In his first address before an ICBA audience, FDIC Chairman Powell received a warm welcome from the bankers assembled in Honolulu as he urged them to become personally engaged in the deposit insurance reform debate. Bankers must communicate their views to the Congress in order move legislation forward, he said. Referring to the recent approval of the deposit insurance reform legislation by the House Financial Institutions and Consumer Credit Subcommittee, Chairman Powell said, "We have just made it to first base. I don't want to get tagged out at second."
Chairman Powell told the audience that increasing deposit insurance coverage levels is an important component of deposit insurance reform. "I am very committed to increase coverage levels," he said. Referring to inflation's effect on coverage, Powell said, "It's important to recognize today that the coverage is not really $100,000. Coverage is $47,000. And if we don't do something about it, it's going to continue to deteriorate."
Powell also emphasized the importance of the FDIC being able to charge small, steady, regular premiums; provide credit assessments; charge those who have not paid premiums in the past; and, within parameters and with accountability, manage the fund to avoid large fluctuations in premiums. He noted that the pending legislation in the House gives the FDIC the authority to assess high growth banks to address the free rider problem.
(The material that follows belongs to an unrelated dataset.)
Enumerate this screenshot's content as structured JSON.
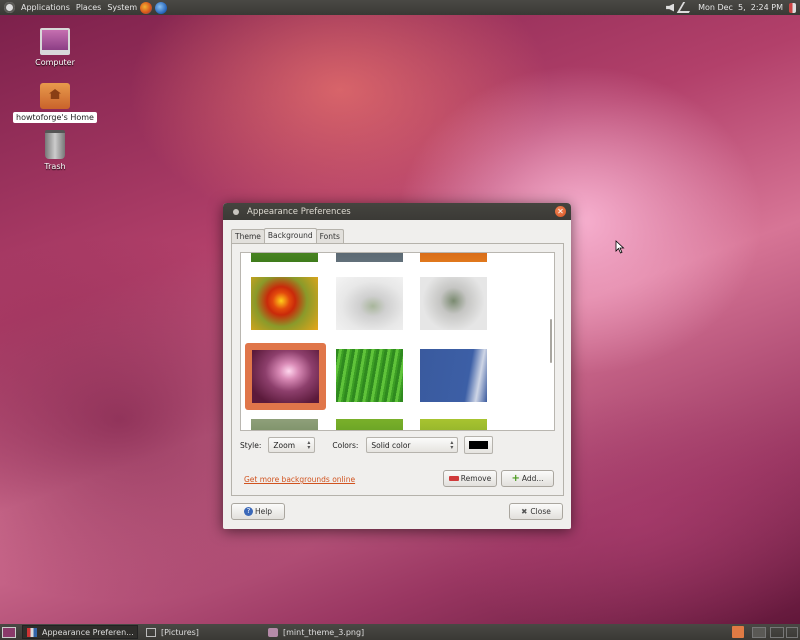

He said one, two or three expensive failures in the next six months could bring the BIF reserve ratio down below the 1.25 percent level, forcing the FDIC to follow the law and assess premiums.
The ICBA Executive Committee responded to Powell's remarks by joining him on stage. "We join FDIC Chairman Powell to demonstrate the ICBA leadership's commitment to two goals: to strengthen public confidence in our financial system by strengthening the FDIC, and to secure the passage of comprehensive, balanced federal deposit insurance legislation in this Congress," ICBA Chairman Bob Gulledge said. "Let us individually commit to carry this torch back to our communities. Light the fire in the hearts and minds of your directors, your employees and your customers. Let's get them to help us carry the flame to Washington."